But there is another macabre, even murderous side to this relationship. David Ali S., the German–Iranian and confirmed right-wing extremist who shot nine people in Munich on 22 July 2016, epitomises this eerie interpretation of the relationship that unites many Germans and Iranians. S. considered himself to be an Aryan and felt bullied if his surroundings didn't want to see him like that.
After all, the Nazis in Iran were not only very active propagandists, but in some cases also very successful. Until recently, a swastika hung over the entrance to Tehran's main railway station, and a well-known district of the Iranian capital bears the name "Nazi-Abad" – in other words: urbanised by the Nazis.
In the thirties and forties of the last century there were well-known and influential Iranians who worked for the NSDAP both in Germany and in Iran. The majority of them were not paid agents, but perpetrators by conviction who, after the Second World War, forged careers in Iran similar to those they had pursued in Germany. They were and still are of the opinion that Iran is the country of origin of the Aryans. The overthrown Shah officially called himself "آریا مهر", "the sun of the Aryans".
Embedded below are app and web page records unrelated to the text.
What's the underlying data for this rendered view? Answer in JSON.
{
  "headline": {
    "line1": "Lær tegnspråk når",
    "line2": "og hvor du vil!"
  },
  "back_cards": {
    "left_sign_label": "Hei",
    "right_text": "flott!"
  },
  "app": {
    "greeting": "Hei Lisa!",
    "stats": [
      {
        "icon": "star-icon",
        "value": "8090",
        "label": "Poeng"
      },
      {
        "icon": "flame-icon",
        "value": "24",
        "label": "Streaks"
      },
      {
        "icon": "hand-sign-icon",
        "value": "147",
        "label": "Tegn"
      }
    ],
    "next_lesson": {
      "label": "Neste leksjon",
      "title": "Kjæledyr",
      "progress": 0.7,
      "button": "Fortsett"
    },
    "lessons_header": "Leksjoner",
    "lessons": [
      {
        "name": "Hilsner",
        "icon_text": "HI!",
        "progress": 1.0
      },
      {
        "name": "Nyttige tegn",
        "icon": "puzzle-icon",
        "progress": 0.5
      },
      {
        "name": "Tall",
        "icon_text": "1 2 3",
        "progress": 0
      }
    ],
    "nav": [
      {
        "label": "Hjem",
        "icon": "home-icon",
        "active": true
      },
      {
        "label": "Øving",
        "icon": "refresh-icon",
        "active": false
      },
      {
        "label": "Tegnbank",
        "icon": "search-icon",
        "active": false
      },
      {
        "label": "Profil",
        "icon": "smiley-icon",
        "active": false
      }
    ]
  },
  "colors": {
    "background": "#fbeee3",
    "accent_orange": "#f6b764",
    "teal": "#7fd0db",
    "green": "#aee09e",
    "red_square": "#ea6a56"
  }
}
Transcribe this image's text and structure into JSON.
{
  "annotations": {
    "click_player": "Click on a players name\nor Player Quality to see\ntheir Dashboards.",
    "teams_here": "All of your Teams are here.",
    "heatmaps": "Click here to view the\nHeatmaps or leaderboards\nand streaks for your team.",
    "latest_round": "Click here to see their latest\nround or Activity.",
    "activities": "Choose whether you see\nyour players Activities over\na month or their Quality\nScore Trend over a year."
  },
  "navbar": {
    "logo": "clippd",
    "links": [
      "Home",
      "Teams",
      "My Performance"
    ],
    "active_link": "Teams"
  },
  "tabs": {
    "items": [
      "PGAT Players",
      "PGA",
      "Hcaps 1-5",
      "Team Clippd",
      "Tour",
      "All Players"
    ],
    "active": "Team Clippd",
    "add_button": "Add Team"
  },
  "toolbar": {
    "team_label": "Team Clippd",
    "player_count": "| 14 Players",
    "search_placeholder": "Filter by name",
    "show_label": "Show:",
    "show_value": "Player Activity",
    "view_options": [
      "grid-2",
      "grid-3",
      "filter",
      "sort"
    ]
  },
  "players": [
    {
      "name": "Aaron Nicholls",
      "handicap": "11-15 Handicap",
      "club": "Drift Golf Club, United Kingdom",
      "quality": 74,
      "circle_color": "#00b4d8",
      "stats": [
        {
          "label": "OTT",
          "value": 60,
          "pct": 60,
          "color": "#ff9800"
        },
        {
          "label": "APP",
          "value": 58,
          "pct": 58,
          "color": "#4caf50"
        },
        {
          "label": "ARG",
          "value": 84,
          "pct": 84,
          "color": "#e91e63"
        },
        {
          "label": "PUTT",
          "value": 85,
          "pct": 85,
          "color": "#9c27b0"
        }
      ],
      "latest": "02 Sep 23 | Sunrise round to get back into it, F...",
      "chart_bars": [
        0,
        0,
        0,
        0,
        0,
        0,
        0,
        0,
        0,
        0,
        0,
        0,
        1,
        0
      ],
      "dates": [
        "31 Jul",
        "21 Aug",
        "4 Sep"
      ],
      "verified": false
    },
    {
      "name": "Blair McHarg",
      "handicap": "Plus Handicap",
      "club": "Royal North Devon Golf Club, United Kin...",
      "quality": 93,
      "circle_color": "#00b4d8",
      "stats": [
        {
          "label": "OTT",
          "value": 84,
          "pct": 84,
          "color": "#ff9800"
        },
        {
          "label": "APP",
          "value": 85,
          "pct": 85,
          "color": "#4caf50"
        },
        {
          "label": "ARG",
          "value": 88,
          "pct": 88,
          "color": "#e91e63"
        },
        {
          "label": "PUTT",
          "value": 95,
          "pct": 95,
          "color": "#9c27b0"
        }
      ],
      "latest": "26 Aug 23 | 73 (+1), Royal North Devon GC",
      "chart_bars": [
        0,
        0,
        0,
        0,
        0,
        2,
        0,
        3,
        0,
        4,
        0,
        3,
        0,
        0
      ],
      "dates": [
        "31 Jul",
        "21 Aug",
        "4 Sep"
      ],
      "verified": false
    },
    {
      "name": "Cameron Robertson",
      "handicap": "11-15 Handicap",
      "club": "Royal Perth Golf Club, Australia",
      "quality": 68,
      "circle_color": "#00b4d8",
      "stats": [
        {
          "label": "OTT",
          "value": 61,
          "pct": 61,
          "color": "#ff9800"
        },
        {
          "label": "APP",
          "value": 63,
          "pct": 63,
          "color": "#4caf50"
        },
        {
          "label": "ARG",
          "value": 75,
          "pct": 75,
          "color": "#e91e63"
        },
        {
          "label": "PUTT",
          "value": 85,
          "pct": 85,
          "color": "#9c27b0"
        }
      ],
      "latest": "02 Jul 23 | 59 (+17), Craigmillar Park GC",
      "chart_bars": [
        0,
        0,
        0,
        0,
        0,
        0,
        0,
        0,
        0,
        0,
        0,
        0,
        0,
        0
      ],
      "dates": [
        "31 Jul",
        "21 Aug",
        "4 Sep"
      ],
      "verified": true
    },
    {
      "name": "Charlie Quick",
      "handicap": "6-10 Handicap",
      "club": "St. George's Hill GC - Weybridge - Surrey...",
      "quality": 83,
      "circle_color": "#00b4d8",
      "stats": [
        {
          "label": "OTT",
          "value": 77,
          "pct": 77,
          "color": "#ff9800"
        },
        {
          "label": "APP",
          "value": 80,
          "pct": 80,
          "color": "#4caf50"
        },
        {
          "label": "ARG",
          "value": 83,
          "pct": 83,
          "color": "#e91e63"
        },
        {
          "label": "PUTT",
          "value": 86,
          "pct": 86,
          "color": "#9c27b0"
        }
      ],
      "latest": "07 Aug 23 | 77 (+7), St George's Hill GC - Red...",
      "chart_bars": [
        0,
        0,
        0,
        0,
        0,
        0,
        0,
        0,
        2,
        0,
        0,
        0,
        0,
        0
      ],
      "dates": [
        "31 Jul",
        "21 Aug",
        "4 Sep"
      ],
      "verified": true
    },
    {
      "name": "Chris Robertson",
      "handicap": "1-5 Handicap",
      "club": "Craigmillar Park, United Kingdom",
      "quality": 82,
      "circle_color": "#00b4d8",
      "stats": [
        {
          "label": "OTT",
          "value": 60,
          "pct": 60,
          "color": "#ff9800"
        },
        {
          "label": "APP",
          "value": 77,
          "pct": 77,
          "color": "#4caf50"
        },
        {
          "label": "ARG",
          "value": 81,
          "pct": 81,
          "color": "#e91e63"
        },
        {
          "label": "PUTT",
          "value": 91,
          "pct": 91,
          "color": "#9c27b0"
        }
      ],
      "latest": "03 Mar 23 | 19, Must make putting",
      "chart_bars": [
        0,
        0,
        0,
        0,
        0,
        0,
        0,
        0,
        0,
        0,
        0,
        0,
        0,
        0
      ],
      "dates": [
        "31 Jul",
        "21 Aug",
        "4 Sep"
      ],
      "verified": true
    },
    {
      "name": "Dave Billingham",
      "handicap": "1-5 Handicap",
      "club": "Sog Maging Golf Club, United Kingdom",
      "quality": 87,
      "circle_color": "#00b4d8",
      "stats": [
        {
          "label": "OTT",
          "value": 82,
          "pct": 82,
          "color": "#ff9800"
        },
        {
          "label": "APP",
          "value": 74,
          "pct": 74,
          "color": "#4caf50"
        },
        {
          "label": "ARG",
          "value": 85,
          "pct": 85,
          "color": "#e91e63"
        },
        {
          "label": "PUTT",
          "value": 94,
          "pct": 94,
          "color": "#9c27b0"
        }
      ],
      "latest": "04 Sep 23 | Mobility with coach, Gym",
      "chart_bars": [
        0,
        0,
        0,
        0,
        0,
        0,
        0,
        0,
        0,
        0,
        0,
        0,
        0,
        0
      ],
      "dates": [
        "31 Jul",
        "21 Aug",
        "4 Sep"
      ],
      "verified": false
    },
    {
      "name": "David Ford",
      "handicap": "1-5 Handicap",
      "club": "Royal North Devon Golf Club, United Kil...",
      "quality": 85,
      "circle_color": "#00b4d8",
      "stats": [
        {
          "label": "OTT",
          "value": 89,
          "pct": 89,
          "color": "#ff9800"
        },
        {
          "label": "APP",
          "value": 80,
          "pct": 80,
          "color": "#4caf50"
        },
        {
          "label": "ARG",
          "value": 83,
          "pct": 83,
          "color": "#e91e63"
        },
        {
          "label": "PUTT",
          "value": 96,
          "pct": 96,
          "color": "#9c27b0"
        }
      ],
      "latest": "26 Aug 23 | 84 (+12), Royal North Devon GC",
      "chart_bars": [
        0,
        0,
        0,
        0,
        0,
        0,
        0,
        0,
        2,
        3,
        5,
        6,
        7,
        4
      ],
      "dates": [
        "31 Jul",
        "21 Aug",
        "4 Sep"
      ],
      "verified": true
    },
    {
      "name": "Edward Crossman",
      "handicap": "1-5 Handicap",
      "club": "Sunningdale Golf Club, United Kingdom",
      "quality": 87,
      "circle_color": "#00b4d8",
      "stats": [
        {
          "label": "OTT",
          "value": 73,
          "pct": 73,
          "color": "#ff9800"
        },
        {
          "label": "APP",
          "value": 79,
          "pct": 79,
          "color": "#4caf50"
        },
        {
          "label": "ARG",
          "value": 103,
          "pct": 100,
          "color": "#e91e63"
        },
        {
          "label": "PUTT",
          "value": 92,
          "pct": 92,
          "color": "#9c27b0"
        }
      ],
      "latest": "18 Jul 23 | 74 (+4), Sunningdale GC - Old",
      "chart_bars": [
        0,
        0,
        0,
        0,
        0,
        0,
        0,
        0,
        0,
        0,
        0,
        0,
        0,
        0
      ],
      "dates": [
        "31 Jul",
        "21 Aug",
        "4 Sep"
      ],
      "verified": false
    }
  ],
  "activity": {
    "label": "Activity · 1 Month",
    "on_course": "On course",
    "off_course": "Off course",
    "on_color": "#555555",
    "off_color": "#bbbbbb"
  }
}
One of the more bizarre aspects of the German–Iranian relationship is probably freemasonry, which today brings together many an exiled Iranian from Los Angeles to Paris. It is also a phenomenon that the Iranians owe to the graduates of German universities. It was Jafar Sharif-Emami, who studied railway engineering in Germany and later became Iranian Minister and Senate President, who brought this new idea to Iran. In 1969, the influential politician founded a grand lodge in Tehran, to which 43 lodges belonged and which was very active until the fall of the monarchy.
Last but not least there is love: the thousands of bi-national marriages between Germans and Iranians over the last hundred years have certainly helped to keep the relationship between the two countries alive.
© Iran Journal 2018
This article is part of a project of the association "Transparency for Iran e.V.", supported by the German Federal Agency for Civic Education.